Designing, developing, and testing the use of 40ft ISO-sized cryogenic container tanks, which can exchange empty for full in ports with minimal adjustments to the port’s existing infrastructure, will represent a marine first-in-kind use-case, the project developers claim.

Ricardo plc, as one of the partners in the project responsible for fuel cell integrated design and overall energy management of liquid hydrogen ISO storage containment, has placed an initial order of high-speed electric fuel cell compressors with Australia-based firm Sprintex.

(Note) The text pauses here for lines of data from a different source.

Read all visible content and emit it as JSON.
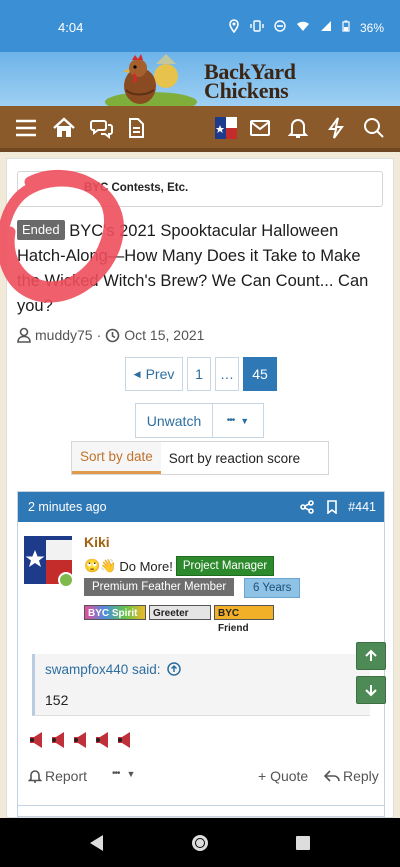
{
  "status_bar": {
    "time": "4:04",
    "battery": "36%"
  },
  "header": {
    "logo_line1": "BackYard",
    "logo_line2": "Chickens"
  },
  "breadcrumb": {
    "text": "BYC Contests, Etc."
  },
  "thread": {
    "prefix": "Ended",
    "title": "BYC's 2021 Spooktacular Halloween Hatch-Along—How Many Does it Take to Make the Wicked Witch's Brew? We Can Count... Can you?",
    "author": "muddy75",
    "separator": "·",
    "date": "Oct 15, 2021"
  },
  "pagination": {
    "prev": "Prev",
    "first": "1",
    "ellipsis": "…",
    "current": "45"
  },
  "watch": {
    "unwatch": "Unwatch",
    "more": "•••"
  },
  "sort": {
    "by_date": "Sort by date",
    "by_reaction": "Sort by reaction score"
  },
  "post": {
    "time_ago": "2 minutes ago",
    "number": "#441",
    "username": "Kiki",
    "user_title": "Do More!",
    "user_title_emoji": "🙄👋",
    "role_badge": "Project Manager",
    "member_badge": "Premium Feather Member",
    "years_badge": "6 Years",
    "mini_badges": [
      "BYC Spirit",
      "Greeter",
      "BYC Friend"
    ],
    "quote_author": "swampfox440 said:",
    "quote_text": "152",
    "reaction_count": 5,
    "actions": {
      "report": "Report",
      "more": "•••",
      "quote": "+ Quote",
      "reply": "Reply"
    }
  },
  "colors": {
    "accent_blue": "#2f78b6",
    "nav_brown": "#8a5a2b",
    "quote_button_green": "#4e8a56",
    "sort_active": "#c0732a"
  }
}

The initial trial will power six cruise liners, each with approximately 100MW of electrical power, generated by modular hydrogen fuel cells. The order for the development phase of the program is valued at approximately A$270,000 (around US$180,000). Following the development phase, a six-ship trial is expected to provide approximately A$1.5 million (about US$1 million) revenue to Sprintex.